Dataset entries
▬▬▬
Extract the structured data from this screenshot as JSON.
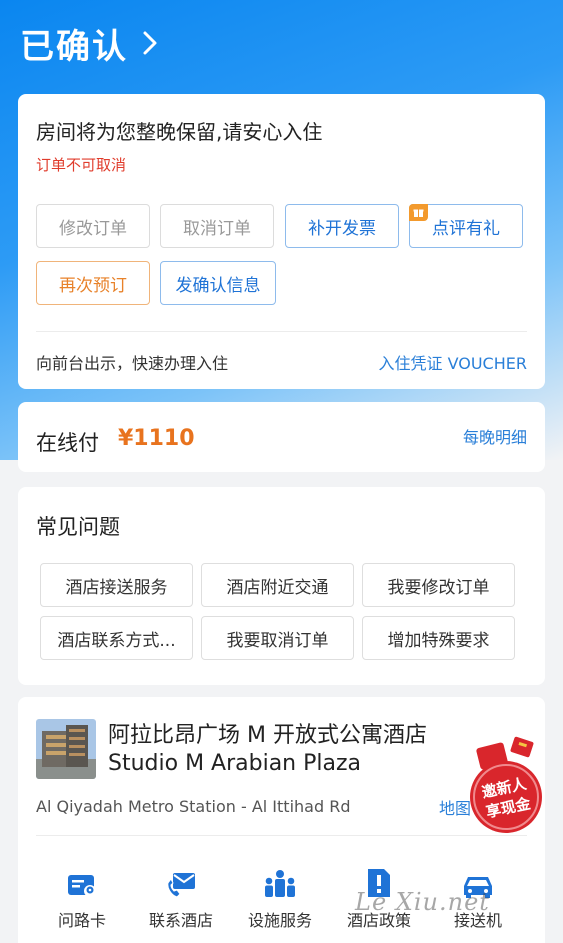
{
  "header": {
    "title": "已确认"
  },
  "booking": {
    "notice": "房间将为您整晚保留,请安心入住",
    "cancel_policy": "订单不可取消",
    "buttons": {
      "modify": "修改订单",
      "cancel": "取消订单",
      "invoice": "补开发票",
      "review": "点评有礼",
      "rebook": "再次预订",
      "send_confirmation": "发确认信息"
    },
    "footer_text": "向前台出示，快速办理入住",
    "voucher_link": "入住凭证 VOUCHER"
  },
  "payment": {
    "label": "在线付",
    "price": "¥1110",
    "detail_link": "每晚明细"
  },
  "faq": {
    "title": "常见问题",
    "items": [
      "酒店接送服务",
      "酒店附近交通",
      "我要修改订单",
      "酒店联系方式...",
      "我要取消订单",
      "增加特殊要求"
    ]
  },
  "hotel": {
    "name_cn": "阿拉比昂广场 M 开放式公寓酒店",
    "name_en": "Studio M Arabian Plaza",
    "address": "Al Qiyadah Metro Station - Al Ittihad Rd",
    "map_label": "地图"
  },
  "services": [
    {
      "label": "问路卡",
      "icon": "direction-card-icon"
    },
    {
      "label": "联系酒店",
      "icon": "phone-icon"
    },
    {
      "label": "设施服务",
      "icon": "people-icon"
    },
    {
      "label": "酒店政策",
      "icon": "policy-icon"
    },
    {
      "label": "接送机",
      "icon": "car-icon"
    }
  ],
  "promo": {
    "line1": "邀新人",
    "line2": "享现金"
  },
  "watermark": "Le Xiu.net",
  "colors": {
    "brand_blue": "#0a86f0",
    "link_blue": "#2a7fd8",
    "price_orange": "#e8731e",
    "warning_red": "#e03c2c",
    "promo_red": "#d9262c"
  }
}
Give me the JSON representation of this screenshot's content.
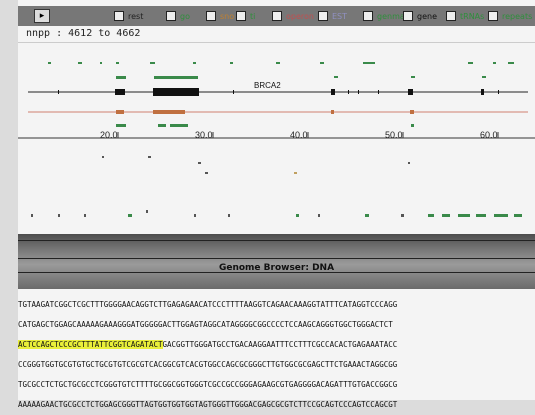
{
  "toolbar": {
    "button_glyph": "▸",
    "legend": [
      {
        "label": "rest",
        "color": "#222222"
      },
      {
        "label": "go",
        "color": "#2f8f3c"
      },
      {
        "label": "sno",
        "color": "#c08030"
      },
      {
        "label": "ti",
        "color": "#2f8f3c"
      },
      {
        "label": "operon",
        "color": "#c05050"
      },
      {
        "label": "EST",
        "color": "#9090c0"
      },
      {
        "label": "genmap",
        "color": "#2f8f3c"
      },
      {
        "label": "gene",
        "color": "#111111"
      },
      {
        "label": "tRNAs",
        "color": "#2f8f3c"
      },
      {
        "label": "repeats",
        "color": "#2f8f3c"
      }
    ]
  },
  "coordinate_field": {
    "value": "nnpp : 4612 to 4662"
  },
  "gene_track": {
    "label": "BRCA2"
  },
  "ruler": {
    "ticks": [
      "20.0",
      "30.0",
      "40.0",
      "50.0",
      "60.0"
    ]
  },
  "dna_panel": {
    "title": "Genome Browser: DNA",
    "sequence_lines": [
      {
        "pre": "",
        "highlight": "",
        "post": "TGTAAGATCGGCTCGCTTTGGGGAACAGGTCTTGAGAGAACATCCCTTTTAAGGTCAGAACAAAGGTATTTCATAGGTCCCAGG"
      },
      {
        "pre": "",
        "highlight": "",
        "post": "CATGAGCTGGAGCAAAAAGAAAGGGATGGGGGACTTGGAGTAGGCATAGGGGCGGCCCCTCCAAGCAGGGTGGCTGGGACTCT"
      },
      {
        "pre": "",
        "highlight": "ACTCCAGCTCCCGCTTTATTCGGTCAGATACT",
        "post": "GACGGTTGGGATGCCTGACAAGGAATTTCCTTTCGCCACACTGAGAAATACC"
      },
      {
        "pre": "",
        "highlight": "",
        "post": "CCGGGTGGTGCGTGTGCTGCGTGTCGCGTCACGGCGTCACGTGGCCAGCGCGGGCTTGTGGCGCGAGCTTCTGAAACTAGGCGG"
      },
      {
        "pre": "",
        "highlight": "",
        "post": "TGCGCCTCTGCTGCGCCTCGGGTGTCTTTTGCGGCGGTGGGTCGCCGCCGGGAGAAGCGTGAGGGGACAGATTTGTGACCGGCG"
      },
      {
        "pre": "",
        "highlight": "",
        "post": "AAAAAGAACTGCGCCTCTGGAGCGGGTTAGTGGTGGTGGTAGTGGGTTGGGACGAGCGCGTCTTCCGCAGTCCCAGTCCAGCGT"
      }
    ]
  }
}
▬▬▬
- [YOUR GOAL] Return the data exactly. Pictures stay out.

- [ANSWER BOX]
Extract the structured data from this screenshot as JSON.
{
  "header": {
    "title": "已确认"
  },
  "booking": {
    "notice": "房间将为您整晚保留,请安心入住",
    "cancel_policy": "订单不可取消",
    "buttons": {
      "modify": "修改订单",
      "cancel": "取消订单",
      "invoice": "补开发票",
      "review": "点评有礼",
      "rebook": "再次预订",
      "send_confirmation": "发确认信息"
    },
    "footer_text": "向前台出示，快速办理入住",
    "voucher_link": "入住凭证 VOUCHER"
  },
  "payment": {
    "label": "在线付",
    "price": "¥1110",
    "detail_link": "每晚明细"
  },
  "faq": {
    "title": "常见问题",
    "items": [
      "酒店接送服务",
      "酒店附近交通",
      "我要修改订单",
      "酒店联系方式...",
      "我要取消订单",
      "增加特殊要求"
    ]
  },
  "hotel": {
    "name_cn": "阿拉比昂广场 M 开放式公寓酒店",
    "name_en": "Studio M Arabian Plaza",
    "address": "Al Qiyadah Metro Station - Al Ittihad Rd",
    "map_label": "地图"
  },
  "services": [
    {
      "label": "问路卡",
      "icon": "direction-card-icon"
    },
    {
      "label": "联系酒店",
      "icon": "phone-icon"
    },
    {
      "label": "设施服务",
      "icon": "people-icon"
    },
    {
      "label": "酒店政策",
      "icon": "policy-icon"
    },
    {
      "label": "接送机",
      "icon": "car-icon"
    }
  ],
  "promo": {
    "line1": "邀新人",
    "line2": "享现金"
  },
  "watermark": "Le Xiu.net",
  "colors": {
    "brand_blue": "#0a86f0",
    "link_blue": "#2a7fd8",
    "price_orange": "#e8731e",
    "warning_red": "#e03c2c",
    "promo_red": "#d9262c"
  }
}
Give me the JSON representation of this screenshot's content.
{
  "toolbar": {
    "button_glyph": "▸",
    "legend": [
      {
        "label": "rest",
        "color": "#222222"
      },
      {
        "label": "go",
        "color": "#2f8f3c"
      },
      {
        "label": "sno",
        "color": "#c08030"
      },
      {
        "label": "ti",
        "color": "#2f8f3c"
      },
      {
        "label": "operon",
        "color": "#c05050"
      },
      {
        "label": "EST",
        "color": "#9090c0"
      },
      {
        "label": "genmap",
        "color": "#2f8f3c"
      },
      {
        "label": "gene",
        "color": "#111111"
      },
      {
        "label": "tRNAs",
        "color": "#2f8f3c"
      },
      {
        "label": "repeats",
        "color": "#2f8f3c"
      }
    ]
  },
  "coordinate_field": {
    "value": "nnpp : 4612 to 4662"
  },
  "gene_track": {
    "label": "BRCA2"
  },
  "ruler": {
    "ticks": [
      "20.0",
      "30.0",
      "40.0",
      "50.0",
      "60.0"
    ]
  },
  "dna_panel": {
    "title": "Genome Browser: DNA",
    "sequence_lines": [
      {
        "pre": "",
        "highlight": "",
        "post": "TGTAAGATCGGCTCGCTTTGGGGAACAGGTCTTGAGAGAACATCCCTTTTAAGGTCAGAACAAAGGTATTTCATAGGTCCCAGG"
      },
      {
        "pre": "",
        "highlight": "",
        "post": "CATGAGCTGGAGCAAAAAGAAAGGGATGGGGGACTTGGAGTAGGCATAGGGGCGGCCCCTCCAAGCAGGGTGGCTGGGACTCT"
      },
      {
        "pre": "",
        "highlight": "ACTCCAGCTCCCGCTTTATTCGGTCAGATACT",
        "post": "GACGGTTGGGATGCCTGACAAGGAATTTCCTTTCGCCACACTGAGAAATACC"
      },
      {
        "pre": "",
        "highlight": "",
        "post": "CCGGGTGGTGCGTGTGCTGCGTGTCGCGTCACGGCGTCACGTGGCCAGCGCGGGCTTGTGGCGCGAGCTTCTGAAACTAGGCGG"
      },
      {
        "pre": "",
        "highlight": "",
        "post": "TGCGCCTCTGCTGCGCCTCGGGTGTCTTTTGCGGCGGTGGGTCGCCGCCGGGAGAAGCGTGAGGGGACAGATTTGTGACCGGCG"
      },
      {
        "pre": "",
        "highlight": "",
        "post": "AAAAAGAACTGCGCCTCTGGAGCGGGTTAGTGGTGGTGGTAGTGGGTTGGGACGAGCGCGTCTTCCGCAGTCCCAGTCCAGCGT"
      }
    ]
  }
}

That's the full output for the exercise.